You know the community is in trouble when its single greatest source of campus Israel news often comes from letters and emails with requests for donations attached. You know the ones—the ones that put an inflammatory quote from an incendiary anti-Israel speaker on the envelope and loudly proclaim “the campuses are burning!”
Many factors affect the climate of activity and sentiment surrounding Israel on campuses. Faculty, administrators, students, campus professionals and outside players all have roles. Even on a single campus, the perceptions and experiences of one individual can and will differ radically from another. To understand the larger picture, one must first be able to see the larger picture: to have multiple vantage points providing information for a story; to have reporting that goes beyond the immediate event to look at the arc of events on a given campus and on multiple campuses; to be able to go in-depth on how a particular event, incident, or initiative triggered reactions and to follow the chain of cause and effect. To understand that larger picture, in short, one needs news—not just sensationalism or grim pronouncements that the sky is falling, but real news.
Campuses are burning. But in my experience in visiting campuses around the country, what campus Israel supporters are burning for most is to tell their stories—not just the donation appeal hyperbole, but the real stories of successes, failures, challenges, and opportunities—the stories that tell it how it is for campus Israel supporters, from students, faculty, administrators, campus professionals and others who live the mission to build a positive campus Israel climate every day.

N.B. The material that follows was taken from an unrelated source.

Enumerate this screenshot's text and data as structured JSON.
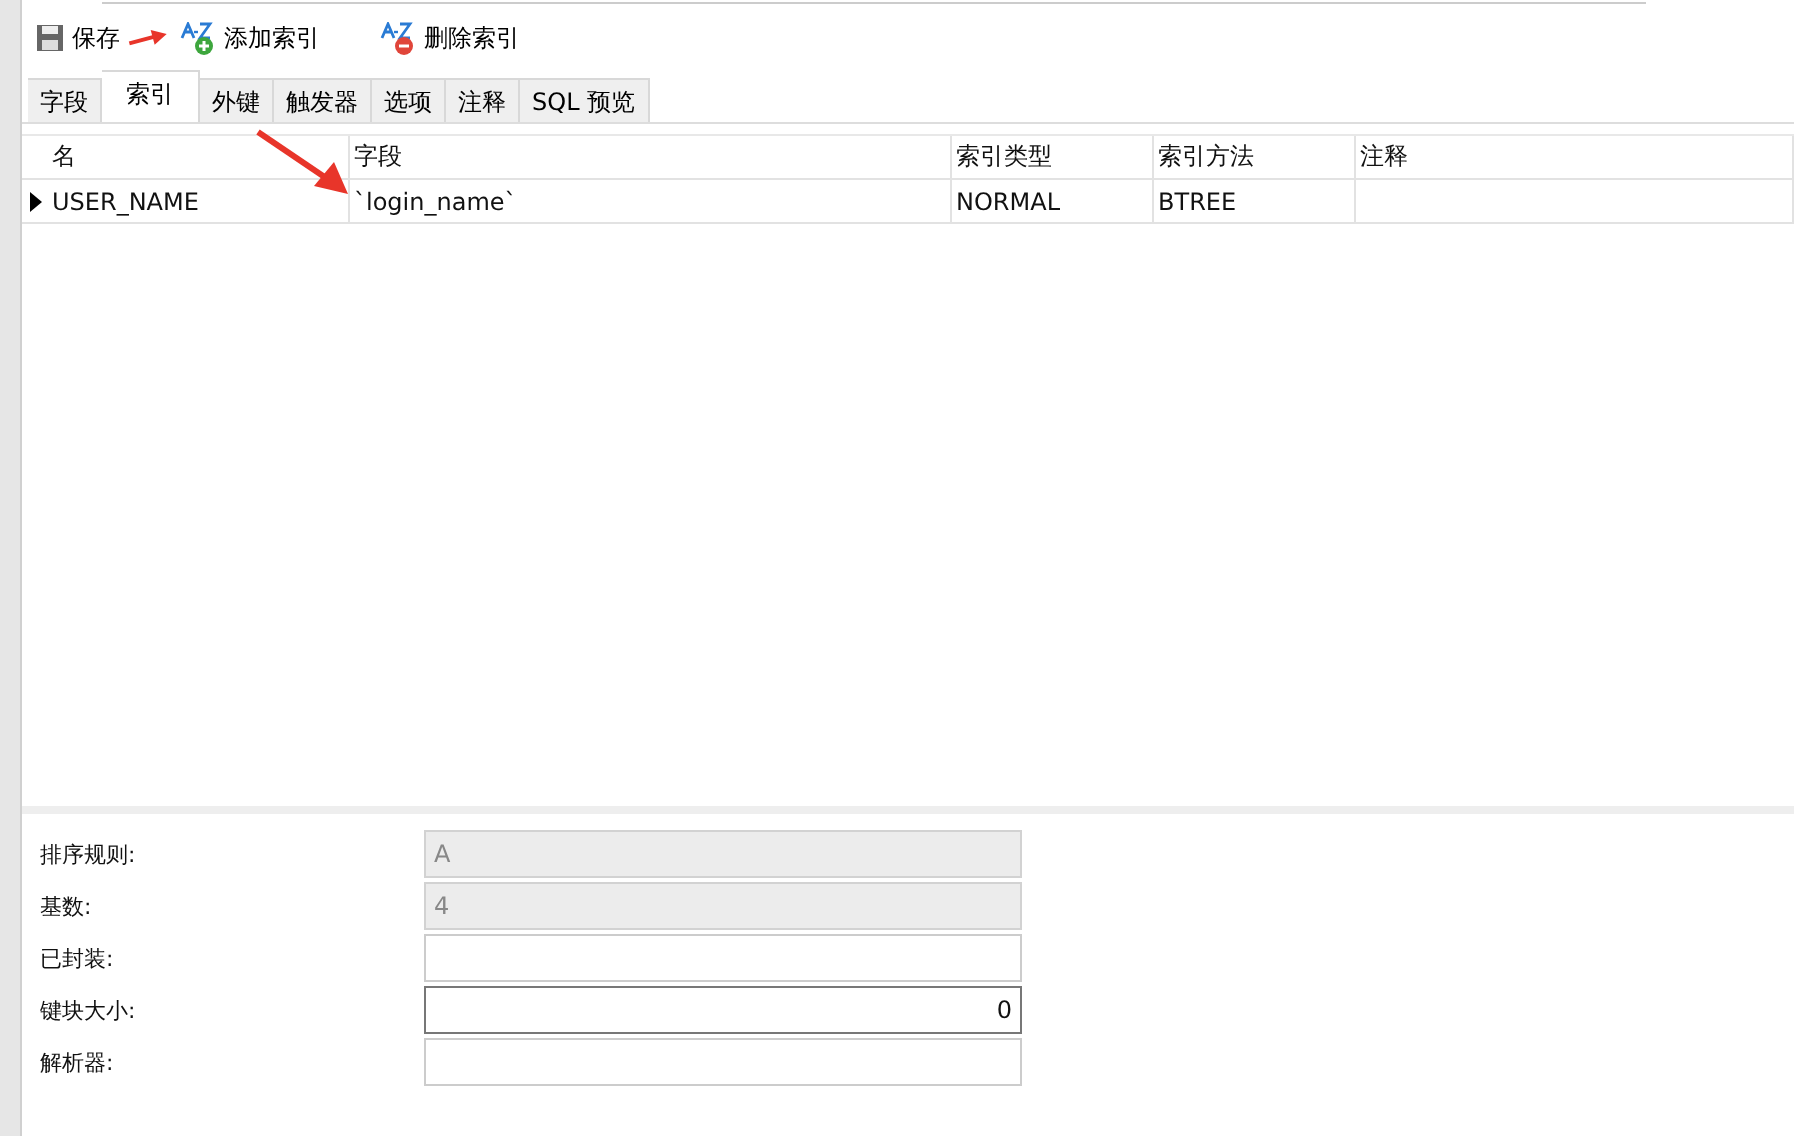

That is what Israel Campus Beat is here to do. But context comes in conversation. To make this enterprise successful, we need you: your eyes, your voice, your contributions in passion, energy and perspective. I hope that you will follow Israel Campus Beat regularly—subscribe to the email list, follow ICB on Twitter and Facebook, or however you receive your news. And I hope that if you are a member of the campus Israel network of students, faculty, administrators, campus professionals, community members and media—and if you’ve read this far, then it is safe to assume that you are a part of that network—then join us in conversation. We want to benefit from what is burning for you.